After 8 years of closure, Turrialba volcano park reopens
Details of the reopening of Turrialba Volcano National Park are still being worked out, but it’s only a matter of time!
Turrialba Volcano National Park’s treasures
Turrialba volcano has low mountain rainforests (1500-2500 m), mountain rainforests (2400-3000 m) and a peat bog at the summit (3000-3340 m). During the cold dawns of December to February, an ephemeral frost can form on the vegetation. 900 bird species and 20 mammal species have been identified. These include quetzals, woodpeckers, doves, red-tailed hawks, goldfinches, tanagers, chingolos (“corn-eating”) buntings, mountain yigüirros, hummingbirds and trcaronculate araponga.
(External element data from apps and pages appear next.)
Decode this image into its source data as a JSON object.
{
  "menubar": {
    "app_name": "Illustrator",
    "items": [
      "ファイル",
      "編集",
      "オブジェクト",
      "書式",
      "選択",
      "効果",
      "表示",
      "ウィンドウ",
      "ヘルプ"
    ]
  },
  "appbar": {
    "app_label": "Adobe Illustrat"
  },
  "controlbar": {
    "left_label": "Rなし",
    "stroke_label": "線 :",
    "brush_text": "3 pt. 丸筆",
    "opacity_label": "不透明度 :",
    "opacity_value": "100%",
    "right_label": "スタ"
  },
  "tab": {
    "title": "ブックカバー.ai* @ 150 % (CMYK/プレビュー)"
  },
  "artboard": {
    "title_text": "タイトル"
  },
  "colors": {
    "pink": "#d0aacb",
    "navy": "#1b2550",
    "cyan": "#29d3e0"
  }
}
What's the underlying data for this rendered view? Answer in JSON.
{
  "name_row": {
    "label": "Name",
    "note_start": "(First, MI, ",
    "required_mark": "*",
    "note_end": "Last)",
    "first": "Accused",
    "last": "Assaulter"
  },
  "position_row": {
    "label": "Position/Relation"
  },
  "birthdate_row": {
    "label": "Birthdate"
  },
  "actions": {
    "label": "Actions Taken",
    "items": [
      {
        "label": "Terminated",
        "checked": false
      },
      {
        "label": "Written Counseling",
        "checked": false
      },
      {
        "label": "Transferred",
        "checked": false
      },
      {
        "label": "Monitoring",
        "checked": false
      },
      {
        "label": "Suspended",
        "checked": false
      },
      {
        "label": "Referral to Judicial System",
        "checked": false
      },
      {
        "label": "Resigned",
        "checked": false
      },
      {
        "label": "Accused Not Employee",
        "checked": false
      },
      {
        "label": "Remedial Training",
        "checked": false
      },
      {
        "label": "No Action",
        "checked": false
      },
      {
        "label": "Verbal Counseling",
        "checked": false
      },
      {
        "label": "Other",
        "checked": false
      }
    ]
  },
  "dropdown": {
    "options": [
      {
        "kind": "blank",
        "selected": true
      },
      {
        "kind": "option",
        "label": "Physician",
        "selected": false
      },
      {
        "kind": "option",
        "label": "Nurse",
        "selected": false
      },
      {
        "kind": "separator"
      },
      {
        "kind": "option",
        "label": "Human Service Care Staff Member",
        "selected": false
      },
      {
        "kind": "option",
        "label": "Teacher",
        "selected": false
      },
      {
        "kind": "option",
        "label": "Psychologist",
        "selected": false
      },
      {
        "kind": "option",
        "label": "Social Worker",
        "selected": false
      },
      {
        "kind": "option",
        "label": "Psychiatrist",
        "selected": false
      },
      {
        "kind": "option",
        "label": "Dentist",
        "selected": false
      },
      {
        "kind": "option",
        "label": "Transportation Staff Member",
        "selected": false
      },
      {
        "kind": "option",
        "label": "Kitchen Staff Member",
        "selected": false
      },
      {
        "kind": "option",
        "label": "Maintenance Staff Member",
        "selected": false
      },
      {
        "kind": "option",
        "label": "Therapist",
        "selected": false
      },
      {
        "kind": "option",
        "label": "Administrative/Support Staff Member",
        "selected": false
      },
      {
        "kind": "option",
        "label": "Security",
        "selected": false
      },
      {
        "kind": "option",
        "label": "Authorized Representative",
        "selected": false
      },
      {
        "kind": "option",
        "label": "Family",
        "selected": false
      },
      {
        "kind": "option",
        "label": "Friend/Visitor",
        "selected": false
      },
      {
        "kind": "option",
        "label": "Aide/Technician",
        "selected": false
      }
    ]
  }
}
Mammals include coyotes, skunks, squirrels, rabbits, porcupines, opossums, two- and three-toed sloths, coatis, weasels and, if you’re very lucky, pumas.
Plant species include oak, dead pepper, jaul, sweet cedar, wrath, mountain orange blossom, deer antler, myrtle, candelillo, cypress, moss, lichen, bromeliads and old man’s beard (a type of moss, also known as “Spanish moss”). So put on your best hiking boots and get ready to hike the slopes of Turrialba volcano!